* [Task]:
State how many lines in the listing below contain the word "游创工坊", with no other words.

(Beginning of The records)

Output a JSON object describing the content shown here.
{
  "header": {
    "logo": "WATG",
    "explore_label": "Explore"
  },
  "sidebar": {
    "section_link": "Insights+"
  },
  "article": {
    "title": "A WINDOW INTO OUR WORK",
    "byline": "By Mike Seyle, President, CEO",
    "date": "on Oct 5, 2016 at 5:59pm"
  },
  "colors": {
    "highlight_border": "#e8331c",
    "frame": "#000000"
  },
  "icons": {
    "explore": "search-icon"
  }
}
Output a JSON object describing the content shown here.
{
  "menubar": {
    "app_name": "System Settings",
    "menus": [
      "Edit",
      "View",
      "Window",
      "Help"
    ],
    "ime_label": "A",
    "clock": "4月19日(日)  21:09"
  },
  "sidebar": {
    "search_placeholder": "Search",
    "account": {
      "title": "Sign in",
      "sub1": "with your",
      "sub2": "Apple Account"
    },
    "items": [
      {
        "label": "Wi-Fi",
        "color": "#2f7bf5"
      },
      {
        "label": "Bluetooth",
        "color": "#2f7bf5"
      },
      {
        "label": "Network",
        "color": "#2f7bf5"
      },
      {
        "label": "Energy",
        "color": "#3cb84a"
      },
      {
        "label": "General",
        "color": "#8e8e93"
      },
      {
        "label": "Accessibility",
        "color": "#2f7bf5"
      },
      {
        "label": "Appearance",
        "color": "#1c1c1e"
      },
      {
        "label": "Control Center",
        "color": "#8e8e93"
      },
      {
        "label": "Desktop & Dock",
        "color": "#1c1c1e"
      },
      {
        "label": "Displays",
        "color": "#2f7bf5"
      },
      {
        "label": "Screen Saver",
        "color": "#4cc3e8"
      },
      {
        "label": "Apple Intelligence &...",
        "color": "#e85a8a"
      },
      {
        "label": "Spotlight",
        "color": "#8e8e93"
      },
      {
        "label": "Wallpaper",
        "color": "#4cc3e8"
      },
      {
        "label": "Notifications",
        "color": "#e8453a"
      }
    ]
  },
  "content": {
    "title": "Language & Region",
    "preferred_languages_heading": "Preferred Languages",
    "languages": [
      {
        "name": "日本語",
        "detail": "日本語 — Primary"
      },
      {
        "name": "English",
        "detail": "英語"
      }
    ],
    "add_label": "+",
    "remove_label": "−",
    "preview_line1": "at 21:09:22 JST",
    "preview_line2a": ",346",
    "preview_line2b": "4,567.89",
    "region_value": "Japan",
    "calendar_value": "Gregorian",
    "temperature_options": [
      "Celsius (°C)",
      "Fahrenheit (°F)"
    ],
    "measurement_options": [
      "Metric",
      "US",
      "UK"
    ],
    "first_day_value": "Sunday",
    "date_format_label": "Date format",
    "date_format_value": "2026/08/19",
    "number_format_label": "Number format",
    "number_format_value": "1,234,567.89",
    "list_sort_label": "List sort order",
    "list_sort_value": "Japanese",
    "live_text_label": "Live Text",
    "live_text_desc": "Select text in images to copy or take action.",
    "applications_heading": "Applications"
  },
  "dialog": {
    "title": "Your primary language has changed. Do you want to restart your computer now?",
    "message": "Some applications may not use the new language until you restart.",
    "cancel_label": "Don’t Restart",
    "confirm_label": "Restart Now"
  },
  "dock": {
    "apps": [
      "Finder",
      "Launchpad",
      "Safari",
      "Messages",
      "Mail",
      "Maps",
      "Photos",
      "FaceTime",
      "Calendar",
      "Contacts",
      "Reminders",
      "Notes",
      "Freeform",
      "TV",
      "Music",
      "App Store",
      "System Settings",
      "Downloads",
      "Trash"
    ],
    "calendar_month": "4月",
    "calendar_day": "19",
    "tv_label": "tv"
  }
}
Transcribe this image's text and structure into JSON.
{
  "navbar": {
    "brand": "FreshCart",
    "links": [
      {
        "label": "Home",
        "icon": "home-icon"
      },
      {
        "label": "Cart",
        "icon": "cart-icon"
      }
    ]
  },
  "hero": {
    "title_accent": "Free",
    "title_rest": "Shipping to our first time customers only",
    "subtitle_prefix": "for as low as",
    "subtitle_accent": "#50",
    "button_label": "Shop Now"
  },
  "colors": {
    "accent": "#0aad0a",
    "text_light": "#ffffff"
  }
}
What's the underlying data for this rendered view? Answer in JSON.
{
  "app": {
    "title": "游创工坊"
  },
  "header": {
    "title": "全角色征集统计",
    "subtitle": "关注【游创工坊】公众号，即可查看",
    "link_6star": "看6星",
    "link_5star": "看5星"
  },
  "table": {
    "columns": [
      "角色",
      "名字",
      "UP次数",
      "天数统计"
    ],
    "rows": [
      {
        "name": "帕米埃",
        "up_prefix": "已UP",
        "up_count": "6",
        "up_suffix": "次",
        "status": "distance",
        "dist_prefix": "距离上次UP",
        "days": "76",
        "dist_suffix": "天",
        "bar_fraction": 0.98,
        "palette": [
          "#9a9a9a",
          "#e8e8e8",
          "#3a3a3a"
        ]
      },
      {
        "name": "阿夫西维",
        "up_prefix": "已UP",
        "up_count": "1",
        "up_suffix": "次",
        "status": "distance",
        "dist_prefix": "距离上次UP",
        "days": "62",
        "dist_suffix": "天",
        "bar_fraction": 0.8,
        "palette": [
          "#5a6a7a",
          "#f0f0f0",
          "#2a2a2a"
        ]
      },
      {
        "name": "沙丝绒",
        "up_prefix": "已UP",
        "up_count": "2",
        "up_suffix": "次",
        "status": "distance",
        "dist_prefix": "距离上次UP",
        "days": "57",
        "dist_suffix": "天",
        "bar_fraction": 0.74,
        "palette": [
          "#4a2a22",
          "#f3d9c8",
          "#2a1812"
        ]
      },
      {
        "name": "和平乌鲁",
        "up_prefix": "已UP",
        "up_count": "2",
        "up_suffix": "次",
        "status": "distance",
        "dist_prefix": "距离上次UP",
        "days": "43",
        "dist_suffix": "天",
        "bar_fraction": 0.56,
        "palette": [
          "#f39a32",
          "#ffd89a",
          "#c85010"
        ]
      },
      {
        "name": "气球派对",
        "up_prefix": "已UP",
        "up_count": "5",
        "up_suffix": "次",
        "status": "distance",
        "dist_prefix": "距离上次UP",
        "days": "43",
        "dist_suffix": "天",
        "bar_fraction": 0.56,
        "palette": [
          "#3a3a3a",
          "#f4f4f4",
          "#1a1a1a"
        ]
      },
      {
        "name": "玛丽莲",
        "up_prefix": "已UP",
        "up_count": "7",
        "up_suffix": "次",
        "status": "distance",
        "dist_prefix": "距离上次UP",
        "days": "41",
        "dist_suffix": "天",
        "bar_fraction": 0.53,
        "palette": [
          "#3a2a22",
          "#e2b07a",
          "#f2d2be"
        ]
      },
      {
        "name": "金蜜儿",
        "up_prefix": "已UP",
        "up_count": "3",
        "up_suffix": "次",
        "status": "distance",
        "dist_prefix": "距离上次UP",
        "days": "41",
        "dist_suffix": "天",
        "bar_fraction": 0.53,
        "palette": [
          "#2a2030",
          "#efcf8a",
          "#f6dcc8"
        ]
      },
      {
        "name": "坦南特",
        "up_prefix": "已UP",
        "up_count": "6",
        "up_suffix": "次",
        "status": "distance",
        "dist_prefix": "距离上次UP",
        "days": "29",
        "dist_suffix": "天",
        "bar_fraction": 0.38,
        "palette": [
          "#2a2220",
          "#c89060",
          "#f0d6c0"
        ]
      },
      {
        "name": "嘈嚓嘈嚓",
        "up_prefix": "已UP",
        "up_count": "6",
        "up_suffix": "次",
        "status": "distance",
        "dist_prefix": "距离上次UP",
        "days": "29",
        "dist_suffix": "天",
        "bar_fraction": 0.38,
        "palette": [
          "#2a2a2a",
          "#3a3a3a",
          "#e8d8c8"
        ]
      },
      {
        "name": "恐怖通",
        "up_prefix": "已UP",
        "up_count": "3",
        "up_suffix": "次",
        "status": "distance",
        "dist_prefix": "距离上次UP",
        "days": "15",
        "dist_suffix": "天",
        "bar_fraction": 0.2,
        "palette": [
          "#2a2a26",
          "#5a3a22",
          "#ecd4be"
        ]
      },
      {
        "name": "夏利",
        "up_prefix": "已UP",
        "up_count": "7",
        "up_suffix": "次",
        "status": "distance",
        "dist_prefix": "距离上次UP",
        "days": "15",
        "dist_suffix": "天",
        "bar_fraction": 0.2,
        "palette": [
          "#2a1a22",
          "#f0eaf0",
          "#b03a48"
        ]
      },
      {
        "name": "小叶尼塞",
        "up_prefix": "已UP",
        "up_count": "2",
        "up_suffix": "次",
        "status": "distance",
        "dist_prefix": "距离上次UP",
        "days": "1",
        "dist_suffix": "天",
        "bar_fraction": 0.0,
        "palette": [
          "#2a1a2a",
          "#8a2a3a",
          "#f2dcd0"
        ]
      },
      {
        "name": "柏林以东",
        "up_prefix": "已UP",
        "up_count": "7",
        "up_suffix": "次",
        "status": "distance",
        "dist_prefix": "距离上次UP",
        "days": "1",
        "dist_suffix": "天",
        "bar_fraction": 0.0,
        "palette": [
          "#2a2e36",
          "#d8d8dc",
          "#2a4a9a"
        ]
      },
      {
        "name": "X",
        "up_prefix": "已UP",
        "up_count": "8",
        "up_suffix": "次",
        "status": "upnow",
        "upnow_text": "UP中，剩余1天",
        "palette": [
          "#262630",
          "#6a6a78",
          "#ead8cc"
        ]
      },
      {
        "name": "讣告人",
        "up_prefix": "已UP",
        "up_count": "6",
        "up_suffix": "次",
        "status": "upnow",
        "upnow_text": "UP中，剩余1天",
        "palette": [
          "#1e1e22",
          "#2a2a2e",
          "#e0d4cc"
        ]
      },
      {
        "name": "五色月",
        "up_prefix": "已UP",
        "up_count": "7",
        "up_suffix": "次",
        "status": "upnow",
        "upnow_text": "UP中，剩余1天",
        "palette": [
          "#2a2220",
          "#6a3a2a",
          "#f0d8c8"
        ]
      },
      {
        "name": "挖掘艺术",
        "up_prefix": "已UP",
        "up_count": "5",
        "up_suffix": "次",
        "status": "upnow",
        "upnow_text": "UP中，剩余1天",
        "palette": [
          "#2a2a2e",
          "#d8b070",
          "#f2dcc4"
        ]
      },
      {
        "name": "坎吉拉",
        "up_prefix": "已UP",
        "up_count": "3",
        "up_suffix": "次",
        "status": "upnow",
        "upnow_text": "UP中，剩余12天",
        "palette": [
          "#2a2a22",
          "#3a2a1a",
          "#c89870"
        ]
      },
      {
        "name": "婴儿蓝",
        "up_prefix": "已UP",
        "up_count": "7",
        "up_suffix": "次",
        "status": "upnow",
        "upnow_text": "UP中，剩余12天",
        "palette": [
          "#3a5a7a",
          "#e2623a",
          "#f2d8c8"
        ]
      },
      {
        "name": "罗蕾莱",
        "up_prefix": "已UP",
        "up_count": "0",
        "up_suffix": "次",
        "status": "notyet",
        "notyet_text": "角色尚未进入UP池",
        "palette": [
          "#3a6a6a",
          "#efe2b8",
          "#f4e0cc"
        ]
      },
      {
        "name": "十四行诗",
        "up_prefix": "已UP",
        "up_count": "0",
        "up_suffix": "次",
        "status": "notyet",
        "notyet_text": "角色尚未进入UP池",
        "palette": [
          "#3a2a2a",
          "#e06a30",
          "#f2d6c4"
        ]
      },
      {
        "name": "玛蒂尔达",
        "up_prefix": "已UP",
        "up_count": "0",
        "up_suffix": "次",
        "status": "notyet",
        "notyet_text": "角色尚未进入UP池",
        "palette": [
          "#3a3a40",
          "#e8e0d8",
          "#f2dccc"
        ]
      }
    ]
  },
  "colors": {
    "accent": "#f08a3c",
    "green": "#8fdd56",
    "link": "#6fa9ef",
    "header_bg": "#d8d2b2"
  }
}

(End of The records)

* [Response area]:
2